CJ xx

Elaine said...

I've got a nasty, wooden fireplace too. (Yours was so much nicer.) Can you send Mrs Troy over to sort mine out please?

Debs said...

Very impressive. It certainly looks like stone to me.

Troy said...

CJ - thanks for your comment and I'm pleased to hear of your similar success.

Elaine - if you lived nearer we'd give it a go. See my earlier response above for the website of the paint manufacturer (I believe only they retail it) and if you decide to give it a go then let us know.

Debs - we only tried it as a gamble fully expecting it to look awful so we were delighted with the result.

Hadriana's Treasures said...

I think even the Romans would be fooled...if they ever were return Dr. Who-like and check out your fireplace! :)

Troy said...

Hadriana - perhaps Hadrian's wall is actual wood? Although it would take more than £35 to paint it. I'm very tempted to try the stone effect paint on something else - like an old car.

If anyone has a good idea for something else to have the stone effect paint treatment then please let me know.

DJ Kirkby said...

Looks like marble! Is Mrs Troy thinking of offering her DIY talent to the wider blogopshere?

Brit' Gal Sarah said...

Well now that is just too neat, as the yanks say!

Troy said...

DJ - it has a rough stone feel to it in real life (like sandpaper). I will pass on your comment to Mrs Troy - so long as it doesn't interfere with her cooking and ironing I am cool with the idea!

Sarah - why thank you ma'am!

Grumpy Old Ken said...

I hate DIY! Few shelves stay up more than a week. Dont let my wife see your blog or she'll be on to me for weeks. (I have a friend nearly camping at my house. He's not allowed just to sit at home.) My godson I'd just the same. come to think of it, thats why my house is full of estranged men drinking tea!

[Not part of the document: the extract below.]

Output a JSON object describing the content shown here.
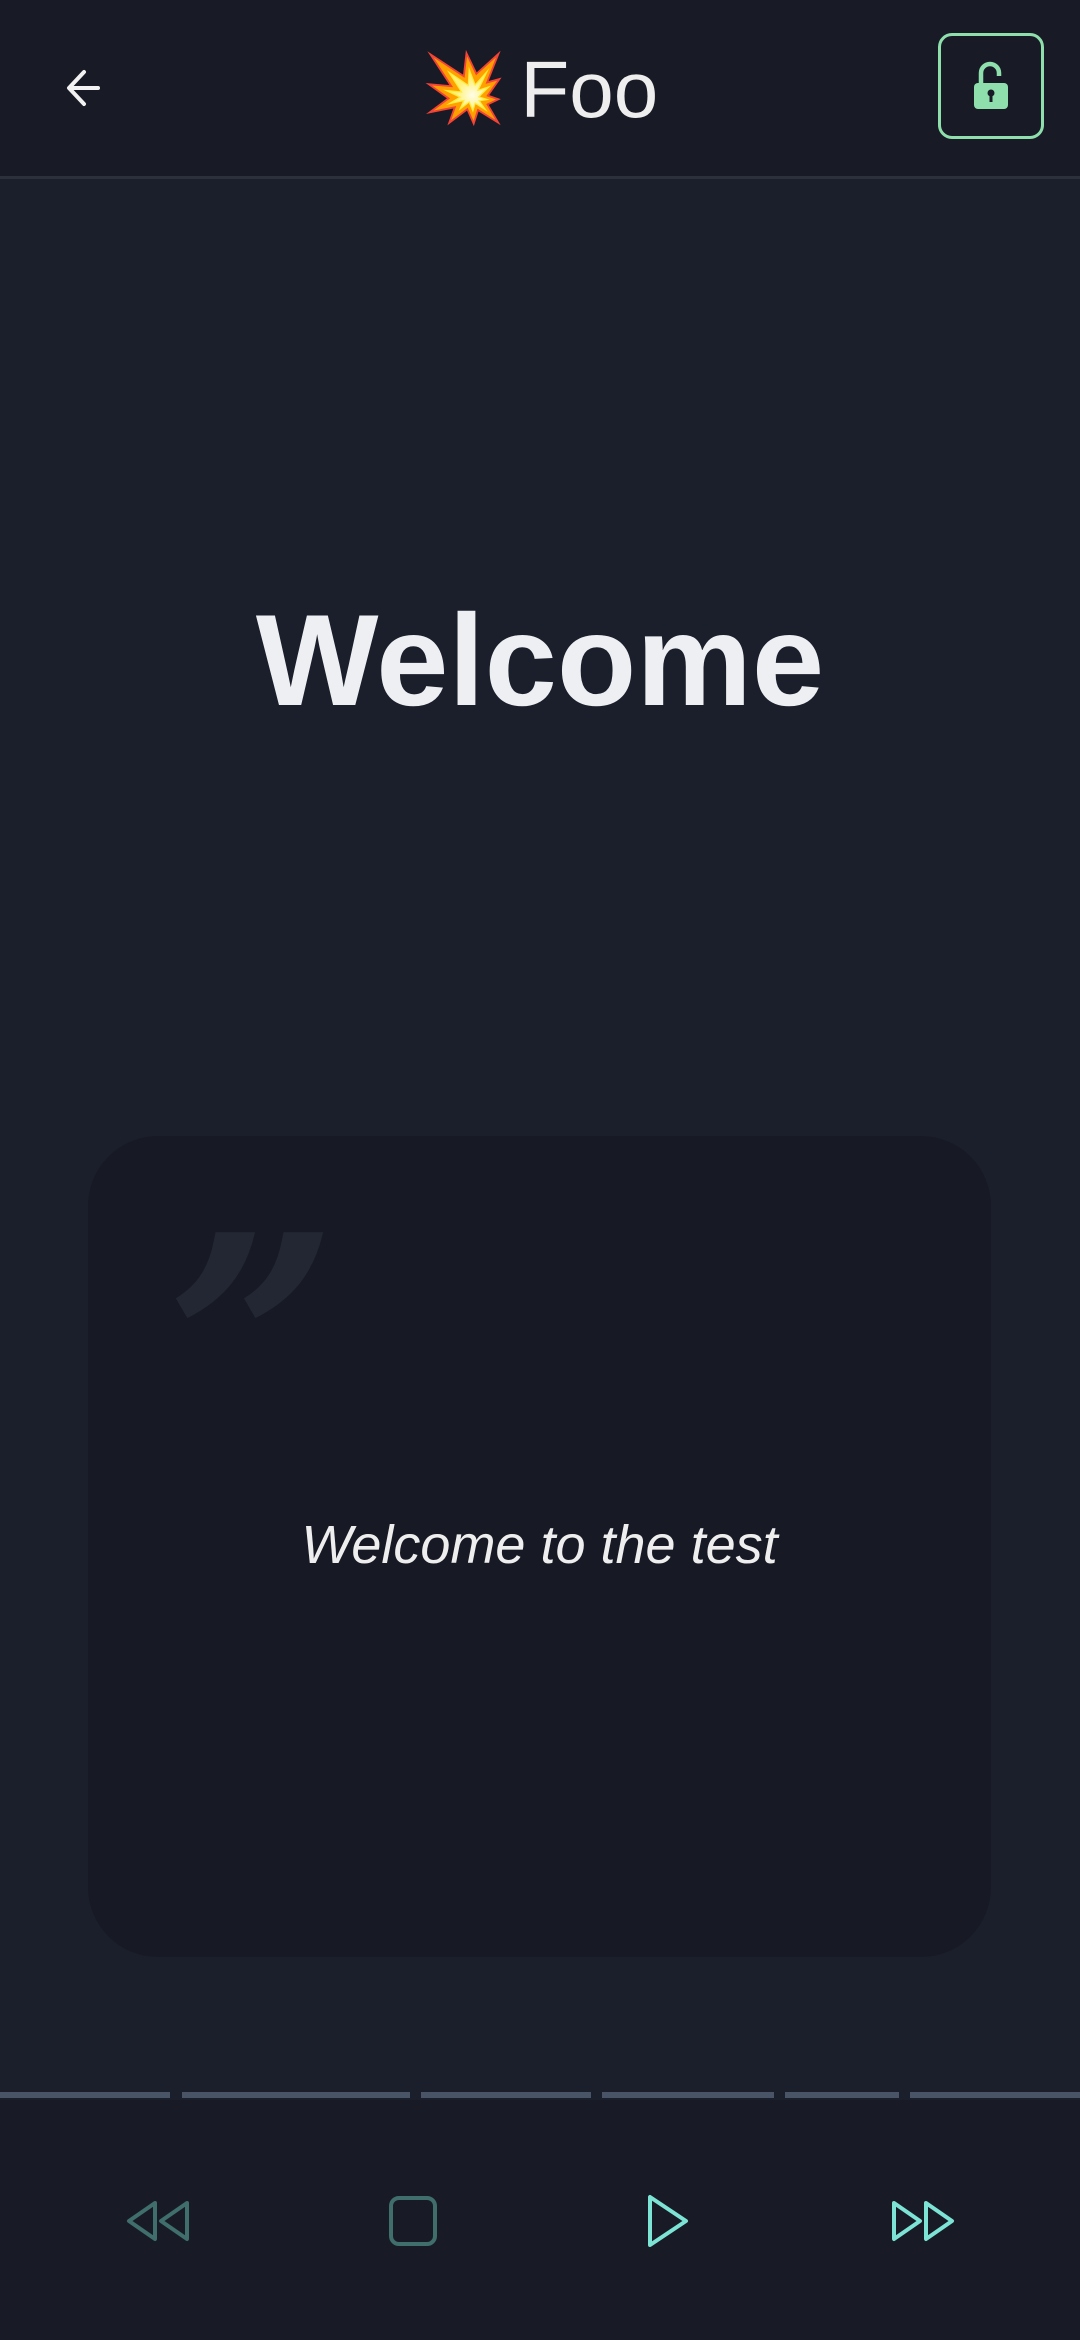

Rob Clack said...

I rather liked the wooden surround, but the stone-effect one is much better. Good shout!

Er...is that the arse-end of a model T-rex to the lower right?

Troy said...

Ken - you should practise LYWDI (Let Your Wife Do It). You direct and encourage but she does the grafting.

Rob - I'm sure some people will actually prefer the wood. You have spotted the rear end of Troy Junior's robodinosaur - which he has hardly bothered playing with.

Trixie said...

Looks great! Mrs Troy did a fab job...but do you really think she'll buy the excuse that of saving hundreds of pounds because you surf the internet all day? ;p

Obviously not surfing much today...cause you haven't had a go at me WW! :(

Troy said...

Trixie - thanks for reminding me about your WW. I had a nice long walk on the beach today so I haven't surfed the internet as much as usual (but the day is still young).

mutleythedog said...

I for one preferred it as it was...

Troy said...

Mutley - we welcome comments from all ranges of taste here. (Good and bad).

Hadriana's Treasures said...

Actually some bits of Hadrian's Wall were made from turf. They had to go back and rebuild those bits with stone. (No planners meeting at the beginning you see!) There is a new theory that pointy bits of wood were positioned on the North side of the wall to deter the Scots. Looking at your latest entry (Wake up England!) no doubt you'll be advocating their reintroduction. (Personally I know a lot of Scots who are as sick as you are over the mess we are in! :) )